Astronomers have discovered a planet unlike any other ever found, one that loops widely around one star that is locked in a gravitational embrace with two others in a triple-star system, creating a curious celestial ballet.
The findings, published on Thursday in the journal Science, challenge current notions about what makes a planetary system viable.
With three stars in the system, the massive planet would experience triple sunrises and triple sunsets during one season and all daylight in another. Since the planet's orbit is very long, each season lasts for hundreds of years.
"Depending on which season you were born in, you may never know what nighttime is like," lead researcher Kevin Wagner of the University of Arizona said.
The planet, called HD 131399Ab, is about four times bigger than Jupiter, the largest planet in our solar system, and is orbiting in a three-star system located about 340 light-years from Earth in the constellation Centaurus.
Scientists are not sure how HD 131399Ab came to exist.
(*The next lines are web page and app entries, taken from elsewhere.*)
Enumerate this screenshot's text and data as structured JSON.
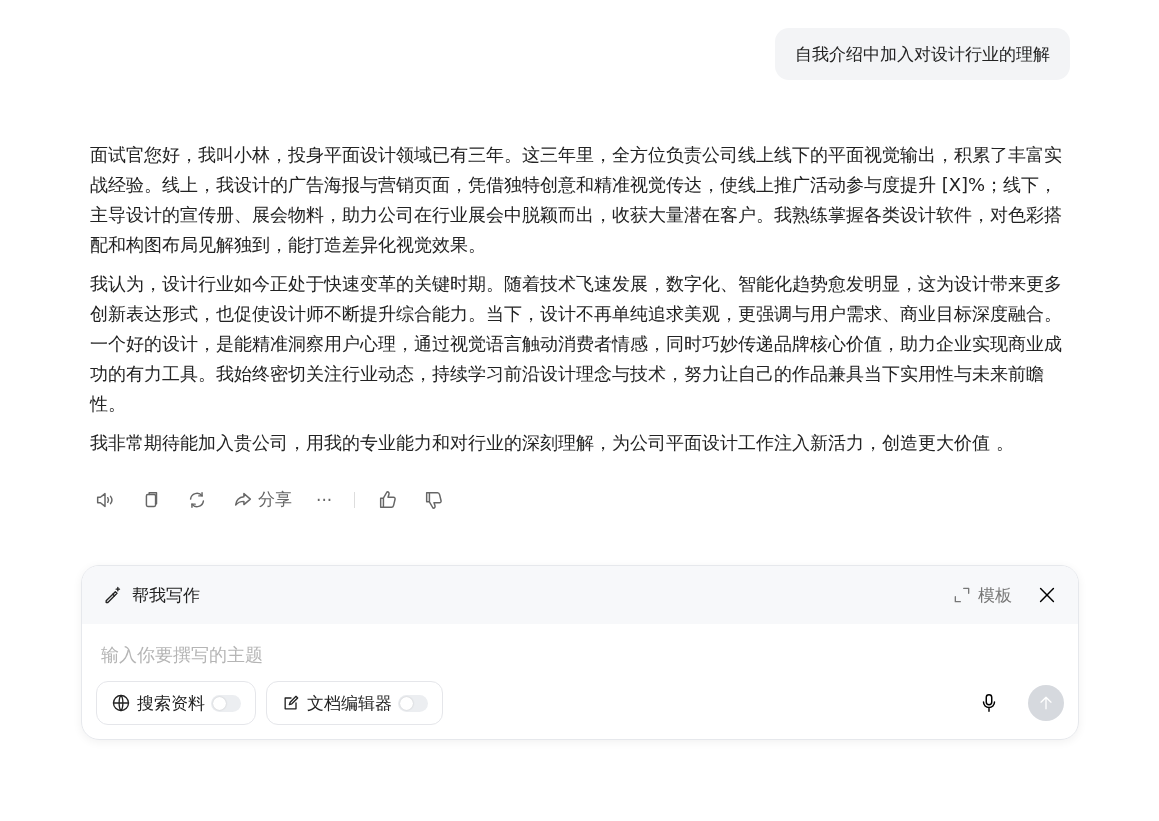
{
  "user_message": {
    "text": "自我介绍中加入对设计行业的理解"
  },
  "answer": {
    "paragraphs": [
      "面试官您好，我叫小林，投身平面设计领域已有三年。这三年里，全方位负责公司线上线下的平面视觉输出，积累了丰富实战经验。线上，我设计的广告海报与营销页面，凭借独特创意和精准视觉传达，使线上推广活动参与度提升 [X]%；线下，主导设计的宣传册、展会物料，助力公司在行业展会中脱颖而出，收获大量潜在客户。我熟练掌握各类设计软件，对色彩搭配和构图布局见解独到，能打造差异化视觉效果。",
      "我认为，设计行业如今正处于快速变革的关键时期。随着技术飞速发展，数字化、智能化趋势愈发明显，这为设计带来更多创新表达形式，也促使设计师不断提升综合能力。当下，设计不再单纯追求美观，更强调与用户需求、商业目标深度融合。一个好的设计，是能精准洞察用户心理，通过视觉语言触动消费者情感，同时巧妙传递品牌核心价值，助力企业实现商业成功的有力工具。我始终密切关注行业动态，持续学习前沿设计理念与技术，努力让自己的作品兼具当下实用性与未来前瞻性。",
      "我非常期待能加入贵公司，用我的专业能力和对行业的深刻理解，为公司平面设计工作注入新活力，创造更大价值 。"
    ],
    "actions": [
      {
        "kind": "speaker"
      },
      {
        "kind": "copy"
      },
      {
        "kind": "regenerate"
      },
      {
        "kind": "share",
        "label": "分享"
      },
      {
        "kind": "more",
        "label": "···"
      },
      {
        "kind": "divider"
      },
      {
        "kind": "like"
      },
      {
        "kind": "dislike"
      }
    ]
  },
  "composer": {
    "mode_title": "帮我写作",
    "template_label": "模板",
    "placeholder": "输入你要撰写的主题",
    "tools": [
      {
        "kind": "web",
        "label": "搜索资料",
        "on": false
      },
      {
        "kind": "doc",
        "label": "文档编辑器",
        "on": false
      }
    ]
  }
}
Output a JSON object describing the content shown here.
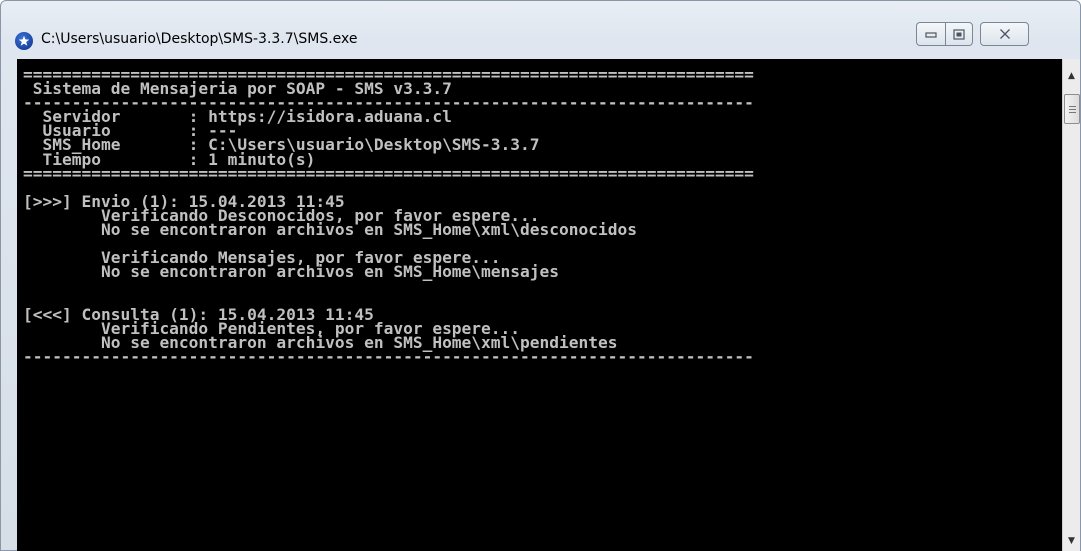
{
  "window": {
    "title": "C:\\Users\\usuario\\Desktop\\SMS-3.3.7\\SMS.exe",
    "controls": {
      "minimize_glyph": "▭",
      "maximize_glyph": "◻",
      "close_glyph": "✕"
    }
  },
  "console": {
    "lines": [
      "===========================================================================",
      " Sistema de Mensajeria por SOAP - SMS v3.3.7",
      "---------------------------------------------------------------------------",
      "  Servidor       : https://isidora.aduana.cl",
      "  Usuario        : ---",
      "  SMS_Home       : C:\\Users\\usuario\\Desktop\\SMS-3.3.7",
      "  Tiempo         : 1 minuto(s)",
      "===========================================================================",
      "",
      "[>>>] Envio (1): 15.04.2013 11:45",
      "        Verificando Desconocidos, por favor espere...",
      "        No se encontraron archivos en SMS_Home\\xml\\desconocidos",
      "",
      "        Verificando Mensajes, por favor espere...",
      "        No se encontraron archivos en SMS_Home\\mensajes",
      "",
      "",
      "[<<<] Consulta (1): 15.04.2013 11:45",
      "        Verificando Pendientes, por favor espere...",
      "        No se encontraron archivos en SMS_Home\\xml\\pendientes",
      "---------------------------------------------------------------------------"
    ]
  },
  "scrollbar": {
    "up_glyph": "▲",
    "down_glyph": "▼"
  },
  "colors": {
    "console_bg": "#000000",
    "console_fg": "#c0c0c0"
  }
}
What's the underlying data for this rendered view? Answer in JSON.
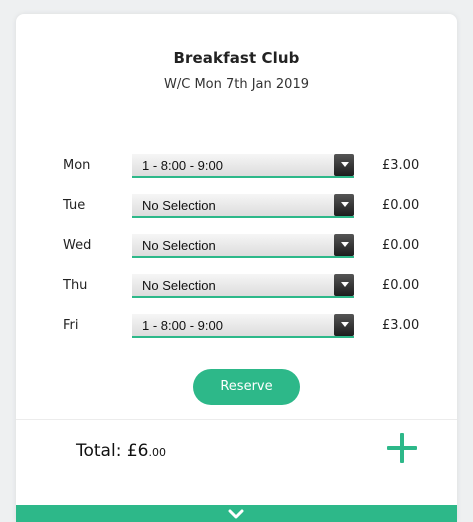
{
  "club": {
    "title": "Breakfast Club",
    "week": "W/C Mon 7th Jan 2019"
  },
  "days": [
    {
      "day": "Mon",
      "selection": "1 - 8:00 - 9:00",
      "price": "£3.00"
    },
    {
      "day": "Tue",
      "selection": "No Selection",
      "price": "£0.00"
    },
    {
      "day": "Wed",
      "selection": "No Selection",
      "price": "£0.00"
    },
    {
      "day": "Thu",
      "selection": "No Selection",
      "price": "£0.00"
    },
    {
      "day": "Fri",
      "selection": "1 - 8:00 - 9:00",
      "price": "£3.00"
    }
  ],
  "reserve_label": "Reserve",
  "total": {
    "label": "Total: £6",
    "cents": ".00"
  },
  "icons": {
    "add": "plus-icon",
    "expand": "chevron-down-icon"
  },
  "colors": {
    "accent": "#2db889"
  }
}
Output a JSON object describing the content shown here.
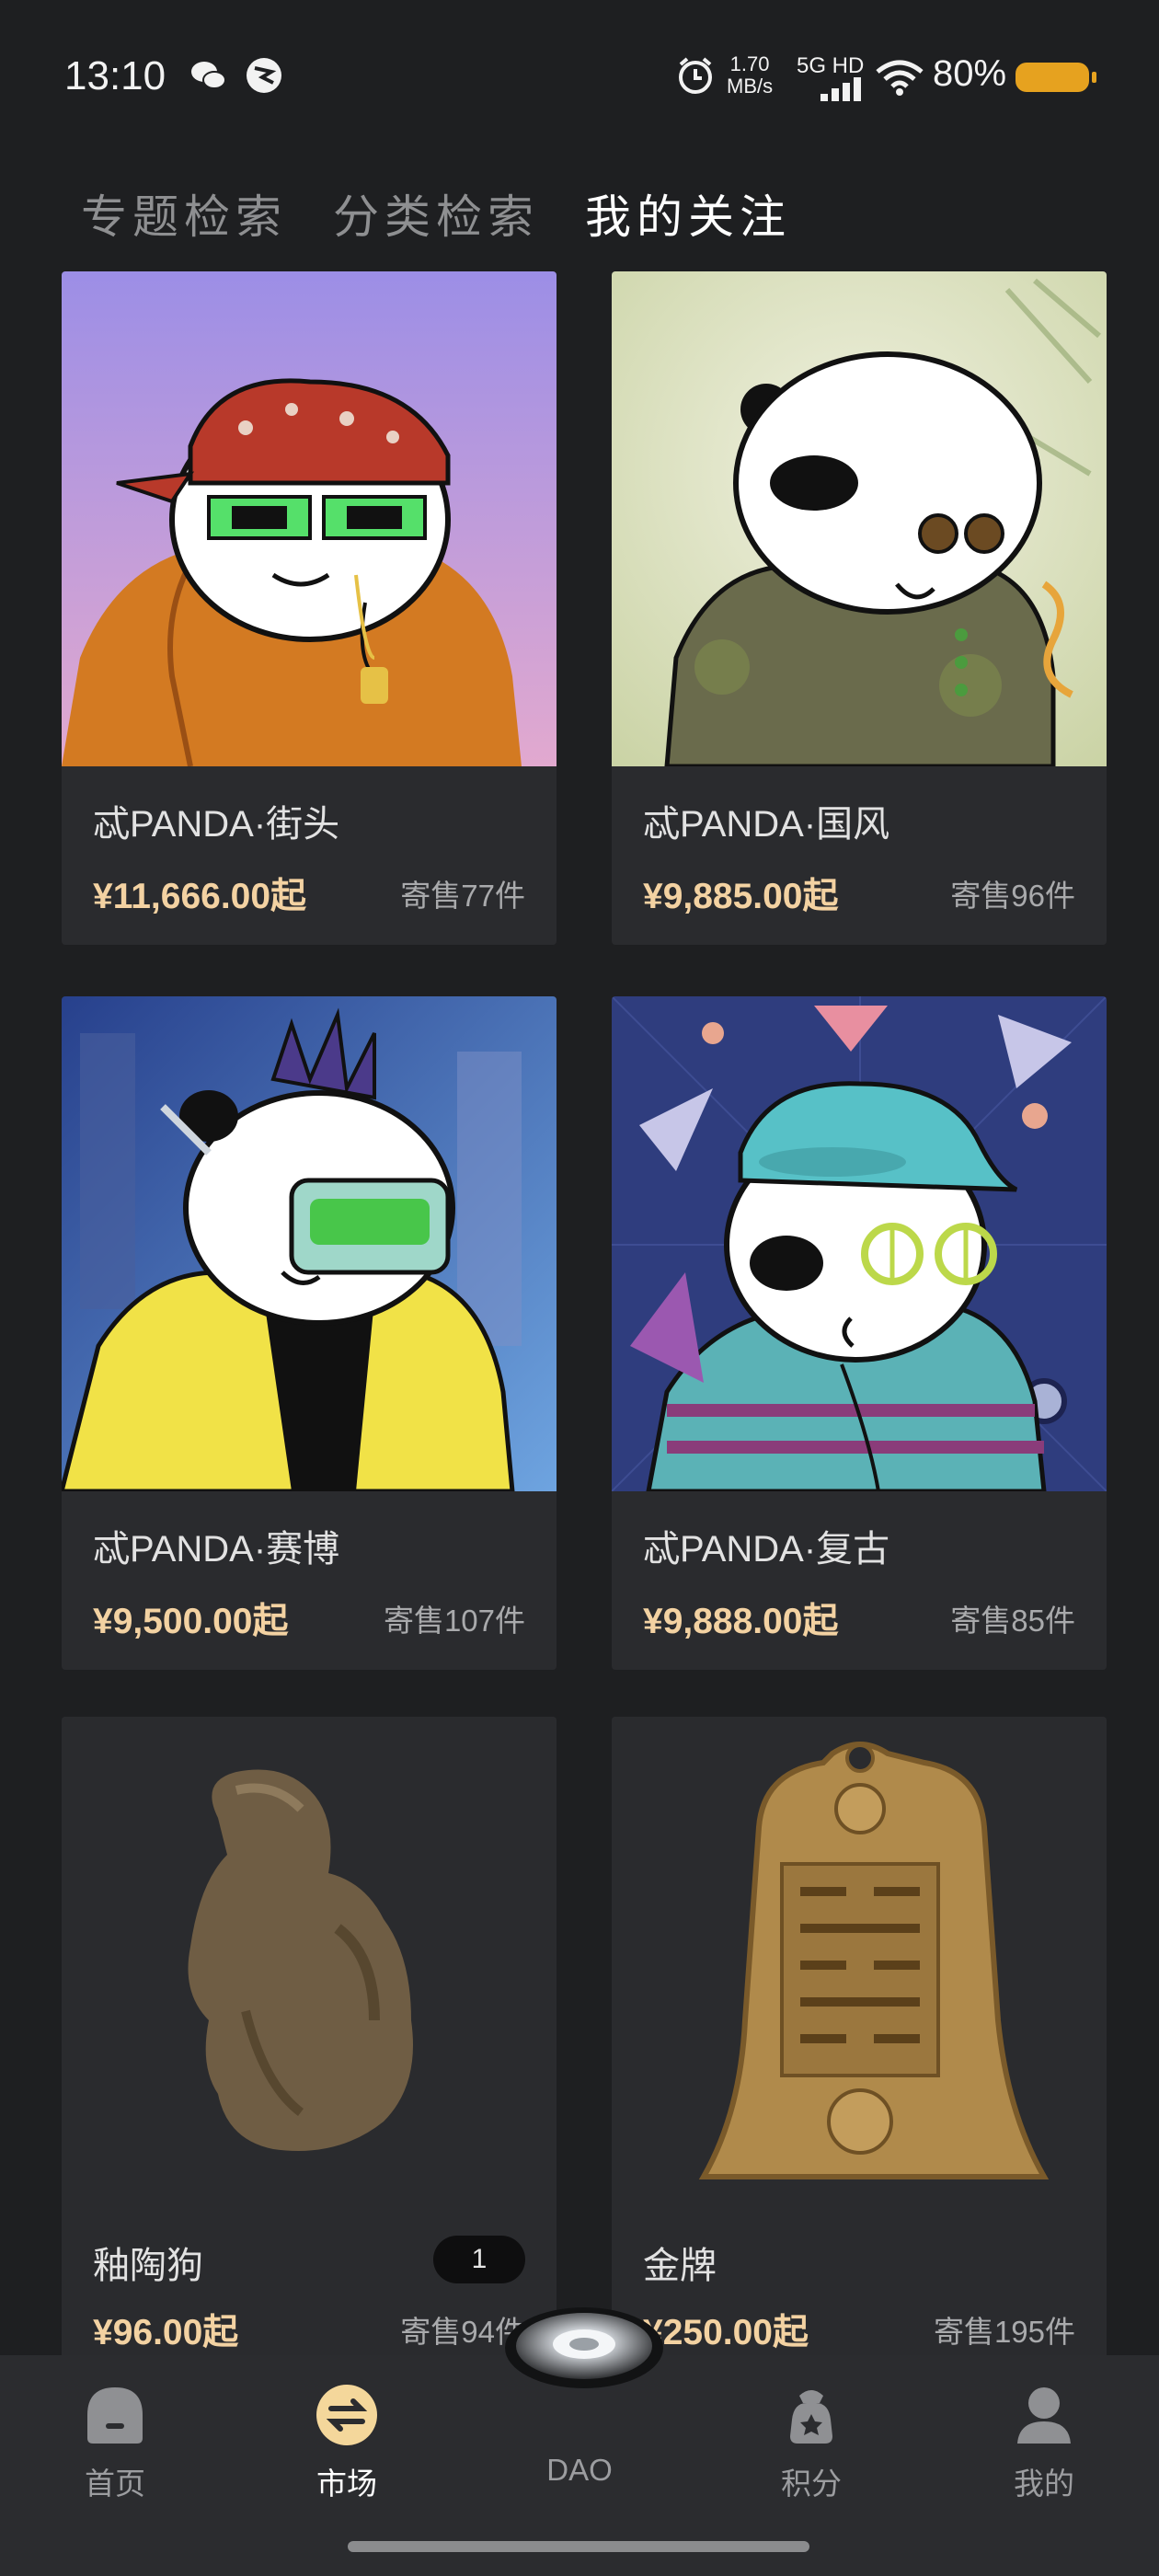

It orbits its parent star about twice as far as Pluto circles the sun, needing 550 years to complete a single orbit.
Astronomers have previously discovered planets in multi-star systems, but never one that circles a parent star with such a wide berth. It also is one of the few extrasolar planets - those outside our solar system - to be directly imaged by telescope.
The planet's orbit is akin to the distance more typically seen when a star orbits another star, not a planet orbiting a star.
"This is the first planet that we've found with an orbit that is comparable to that of the stars," Wagner said.
If HD 131399Ab's orbit was just a bit wider, computer simulations show it could be gravitationally elbowed out of the system by the pair of smaller stars that orbit each other and the main star, which is about 80 percent bigger than the sun.
Though the planet is relatively young, around 16 million years old compared to the 4.5-billion-year-old Earth, it likely has had an eventful life. Scientists suspect it may have started off in a much closer orbit around two parent stars before it was gravitationally bounced to its extreme distance.
Scientists plan additional observations to determine if the planet's orbit is actually stable.
"It is not clear how this planet ended up on its wide orbit in this extreme system ... but it shows there is more variety out there than many would have deemed possible," Wagner said.
The planet was detected using the European Southern Observatory's Very Large Telescope in northern Chile.
(Reporting by Irene Klotz; Editing by Will Dunham)